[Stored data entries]
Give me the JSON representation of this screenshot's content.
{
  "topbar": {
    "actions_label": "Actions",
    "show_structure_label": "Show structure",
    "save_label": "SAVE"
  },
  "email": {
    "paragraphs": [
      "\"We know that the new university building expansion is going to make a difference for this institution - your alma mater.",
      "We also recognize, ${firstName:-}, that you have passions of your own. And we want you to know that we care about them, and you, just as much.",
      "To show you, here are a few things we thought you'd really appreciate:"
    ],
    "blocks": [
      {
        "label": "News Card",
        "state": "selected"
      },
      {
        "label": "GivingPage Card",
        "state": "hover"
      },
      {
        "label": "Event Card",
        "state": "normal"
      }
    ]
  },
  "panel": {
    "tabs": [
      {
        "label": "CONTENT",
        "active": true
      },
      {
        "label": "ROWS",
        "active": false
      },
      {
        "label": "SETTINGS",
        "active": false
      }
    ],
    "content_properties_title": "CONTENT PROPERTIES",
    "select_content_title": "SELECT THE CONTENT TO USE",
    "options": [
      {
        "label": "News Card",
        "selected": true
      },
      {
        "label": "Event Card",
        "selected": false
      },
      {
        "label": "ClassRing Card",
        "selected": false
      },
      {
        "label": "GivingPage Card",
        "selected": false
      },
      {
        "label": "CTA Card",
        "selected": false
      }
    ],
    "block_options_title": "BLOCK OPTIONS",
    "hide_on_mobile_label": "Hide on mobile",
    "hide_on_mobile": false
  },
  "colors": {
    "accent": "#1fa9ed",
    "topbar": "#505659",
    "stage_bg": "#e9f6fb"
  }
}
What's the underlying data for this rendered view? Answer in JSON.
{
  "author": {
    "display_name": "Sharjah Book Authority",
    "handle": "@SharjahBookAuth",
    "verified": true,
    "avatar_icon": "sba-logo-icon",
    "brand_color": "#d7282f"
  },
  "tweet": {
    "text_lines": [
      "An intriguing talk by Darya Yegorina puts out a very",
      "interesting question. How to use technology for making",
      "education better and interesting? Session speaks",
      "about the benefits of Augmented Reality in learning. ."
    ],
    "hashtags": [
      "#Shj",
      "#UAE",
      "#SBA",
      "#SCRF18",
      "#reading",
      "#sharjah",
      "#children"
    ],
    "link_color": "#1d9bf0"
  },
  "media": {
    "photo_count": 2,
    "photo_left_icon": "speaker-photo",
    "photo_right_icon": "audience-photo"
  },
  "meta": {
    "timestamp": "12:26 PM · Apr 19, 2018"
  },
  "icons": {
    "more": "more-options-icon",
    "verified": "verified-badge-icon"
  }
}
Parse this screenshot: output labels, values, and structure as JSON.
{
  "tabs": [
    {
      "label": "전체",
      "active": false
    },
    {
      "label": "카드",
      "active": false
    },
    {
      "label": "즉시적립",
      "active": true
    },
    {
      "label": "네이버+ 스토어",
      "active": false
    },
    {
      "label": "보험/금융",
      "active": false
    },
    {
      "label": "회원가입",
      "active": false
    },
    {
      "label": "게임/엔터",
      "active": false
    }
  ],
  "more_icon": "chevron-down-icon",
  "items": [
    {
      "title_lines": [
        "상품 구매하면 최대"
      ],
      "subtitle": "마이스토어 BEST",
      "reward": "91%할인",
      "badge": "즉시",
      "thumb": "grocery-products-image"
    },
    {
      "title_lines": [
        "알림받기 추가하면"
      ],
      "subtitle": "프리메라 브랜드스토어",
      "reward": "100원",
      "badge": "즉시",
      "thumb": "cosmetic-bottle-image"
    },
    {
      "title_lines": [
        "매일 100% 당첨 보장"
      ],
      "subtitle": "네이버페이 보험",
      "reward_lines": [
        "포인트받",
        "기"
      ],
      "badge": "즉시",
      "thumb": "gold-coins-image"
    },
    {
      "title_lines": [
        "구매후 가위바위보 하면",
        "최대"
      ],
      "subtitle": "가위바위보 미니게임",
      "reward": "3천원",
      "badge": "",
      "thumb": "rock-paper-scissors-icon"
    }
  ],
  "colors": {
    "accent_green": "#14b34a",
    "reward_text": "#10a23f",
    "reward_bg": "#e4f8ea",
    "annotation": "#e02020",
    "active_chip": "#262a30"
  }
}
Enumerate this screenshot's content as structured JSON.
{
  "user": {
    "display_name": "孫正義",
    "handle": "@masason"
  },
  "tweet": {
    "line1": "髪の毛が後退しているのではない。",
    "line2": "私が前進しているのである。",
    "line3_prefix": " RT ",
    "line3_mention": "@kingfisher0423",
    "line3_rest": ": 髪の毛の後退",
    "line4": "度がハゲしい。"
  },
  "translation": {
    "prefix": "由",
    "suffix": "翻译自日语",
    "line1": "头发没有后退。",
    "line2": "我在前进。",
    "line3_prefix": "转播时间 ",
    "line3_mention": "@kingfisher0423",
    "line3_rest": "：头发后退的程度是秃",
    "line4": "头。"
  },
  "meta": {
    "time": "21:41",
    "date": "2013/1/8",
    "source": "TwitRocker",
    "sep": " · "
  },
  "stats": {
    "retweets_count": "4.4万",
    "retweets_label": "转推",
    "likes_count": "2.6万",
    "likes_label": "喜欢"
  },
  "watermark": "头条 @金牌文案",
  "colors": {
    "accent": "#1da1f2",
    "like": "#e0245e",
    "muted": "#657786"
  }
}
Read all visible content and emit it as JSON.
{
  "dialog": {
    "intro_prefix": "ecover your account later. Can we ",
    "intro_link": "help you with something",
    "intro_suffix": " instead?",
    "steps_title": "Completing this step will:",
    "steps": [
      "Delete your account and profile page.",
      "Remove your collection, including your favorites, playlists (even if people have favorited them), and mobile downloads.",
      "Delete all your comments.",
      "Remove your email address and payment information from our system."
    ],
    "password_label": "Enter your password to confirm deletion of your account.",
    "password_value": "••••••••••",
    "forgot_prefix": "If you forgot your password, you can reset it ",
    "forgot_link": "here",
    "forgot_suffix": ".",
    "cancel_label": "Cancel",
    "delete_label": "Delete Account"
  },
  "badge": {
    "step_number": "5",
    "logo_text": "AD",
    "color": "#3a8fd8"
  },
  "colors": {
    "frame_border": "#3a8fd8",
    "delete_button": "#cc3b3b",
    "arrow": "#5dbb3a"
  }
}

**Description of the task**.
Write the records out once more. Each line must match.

**Expected answer**.
Give me the JSON representation of this screenshot's content.
{
  "topbar": {
    "actions_label": "Actions",
    "show_structure_label": "Show structure",
    "save_label": "SAVE"
  },
  "email": {
    "paragraphs": [
      "\"We know that the new university building expansion is going to make a difference for this institution - your alma mater.",
      "We also recognize, ${firstName:-}, that you have passions of your own. And we want you to know that we care about them, and you, just as much.",
      "To show you, here are a few things we thought you'd really appreciate:"
    ],
    "blocks": [
      {
        "label": "News Card",
        "state": "selected"
      },
      {
        "label": "GivingPage Card",
        "state": "hover"
      },
      {
        "label": "Event Card",
        "state": "normal"
      }
    ]
  },
  "panel": {
    "tabs": [
      {
        "label": "CONTENT",
        "active": true
      },
      {
        "label": "ROWS",
        "active": false
      },
      {
        "label": "SETTINGS",
        "active": false
      }
    ],
    "content_properties_title": "CONTENT PROPERTIES",
    "select_content_title": "SELECT THE CONTENT TO USE",
    "options": [
      {
        "label": "News Card",
        "selected": true
      },
      {
        "label": "Event Card",
        "selected": false
      },
      {
        "label": "ClassRing Card",
        "selected": false
      },
      {
        "label": "GivingPage Card",
        "selected": false
      },
      {
        "label": "CTA Card",
        "selected": false
      }
    ],
    "block_options_title": "BLOCK OPTIONS",
    "hide_on_mobile_label": "Hide on mobile",
    "hide_on_mobile": false
  },
  "colors": {
    "accent": "#1fa9ed",
    "topbar": "#505659",
    "stage_bg": "#e9f6fb"
  }
}
What's the underlying data for this rendered view? Answer in JSON.
{
  "author": {
    "display_name": "Sharjah Book Authority",
    "handle": "@SharjahBookAuth",
    "verified": true,
    "avatar_icon": "sba-logo-icon",
    "brand_color": "#d7282f"
  },
  "tweet": {
    "text_lines": [
      "An intriguing talk by Darya Yegorina puts out a very",
      "interesting question. How to use technology for making",
      "education better and interesting? Session speaks",
      "about the benefits of Augmented Reality in learning. ."
    ],
    "hashtags": [
      "#Shj",
      "#UAE",
      "#SBA",
      "#SCRF18",
      "#reading",
      "#sharjah",
      "#children"
    ],
    "link_color": "#1d9bf0"
  },
  "media": {
    "photo_count": 2,
    "photo_left_icon": "speaker-photo",
    "photo_right_icon": "audience-photo"
  },
  "meta": {
    "timestamp": "12:26 PM · Apr 19, 2018"
  },
  "icons": {
    "more": "more-options-icon",
    "verified": "verified-badge-icon"
  }
}
Parse this screenshot: output labels, values, and structure as JSON.
{
  "tabs": [
    {
      "label": "전체",
      "active": false
    },
    {
      "label": "카드",
      "active": false
    },
    {
      "label": "즉시적립",
      "active": true
    },
    {
      "label": "네이버+ 스토어",
      "active": false
    },
    {
      "label": "보험/금융",
      "active": false
    },
    {
      "label": "회원가입",
      "active": false
    },
    {
      "label": "게임/엔터",
      "active": false
    }
  ],
  "more_icon": "chevron-down-icon",
  "items": [
    {
      "title_lines": [
        "상품 구매하면 최대"
      ],
      "subtitle": "마이스토어 BEST",
      "reward": "91%할인",
      "badge": "즉시",
      "thumb": "grocery-products-image"
    },
    {
      "title_lines": [
        "알림받기 추가하면"
      ],
      "subtitle": "프리메라 브랜드스토어",
      "reward": "100원",
      "badge": "즉시",
      "thumb": "cosmetic-bottle-image"
    },
    {
      "title_lines": [
        "매일 100% 당첨 보장"
      ],
      "subtitle": "네이버페이 보험",
      "reward_lines": [
        "포인트받",
        "기"
      ],
      "badge": "즉시",
      "thumb": "gold-coins-image"
    },
    {
      "title_lines": [
        "구매후 가위바위보 하면",
        "최대"
      ],
      "subtitle": "가위바위보 미니게임",
      "reward": "3천원",
      "badge": "",
      "thumb": "rock-paper-scissors-icon"
    }
  ],
  "colors": {
    "accent_green": "#14b34a",
    "reward_text": "#10a23f",
    "reward_bg": "#e4f8ea",
    "annotation": "#e02020",
    "active_chip": "#262a30"
  }
}
Enumerate this screenshot's content as structured JSON.
{
  "user": {
    "display_name": "孫正義",
    "handle": "@masason"
  },
  "tweet": {
    "line1": "髪の毛が後退しているのではない。",
    "line2": "私が前進しているのである。",
    "line3_prefix": " RT ",
    "line3_mention": "@kingfisher0423",
    "line3_rest": ": 髪の毛の後退",
    "line4": "度がハゲしい。"
  },
  "translation": {
    "prefix": "由",
    "suffix": "翻译自日语",
    "line1": "头发没有后退。",
    "line2": "我在前进。",
    "line3_prefix": "转播时间 ",
    "line3_mention": "@kingfisher0423",
    "line3_rest": "：头发后退的程度是秃",
    "line4": "头。"
  },
  "meta": {
    "time": "21:41",
    "date": "2013/1/8",
    "source": "TwitRocker",
    "sep": " · "
  },
  "stats": {
    "retweets_count": "4.4万",
    "retweets_label": "转推",
    "likes_count": "2.6万",
    "likes_label": "喜欢"
  },
  "watermark": "头条 @金牌文案",
  "colors": {
    "accent": "#1da1f2",
    "like": "#e0245e",
    "muted": "#657786"
  }
}
Read all visible content and emit it as JSON.
{
  "dialog": {
    "intro_prefix": "ecover your account later. Can we ",
    "intro_link": "help you with something",
    "intro_suffix": " instead?",
    "steps_title": "Completing this step will:",
    "steps": [
      "Delete your account and profile page.",
      "Remove your collection, including your favorites, playlists (even if people have favorited them), and mobile downloads.",
      "Delete all your comments.",
      "Remove your email address and payment information from our system."
    ],
    "password_label": "Enter your password to confirm deletion of your account.",
    "password_value": "••••••••••",
    "forgot_prefix": "If you forgot your password, you can reset it ",
    "forgot_link": "here",
    "forgot_suffix": ".",
    "cancel_label": "Cancel",
    "delete_label": "Delete Account"
  },
  "badge": {
    "step_number": "5",
    "logo_text": "AD",
    "color": "#3a8fd8"
  },
  "colors": {
    "frame_border": "#3a8fd8",
    "delete_button": "#cc3b3b",
    "arrow": "#5dbb3a"
  }
}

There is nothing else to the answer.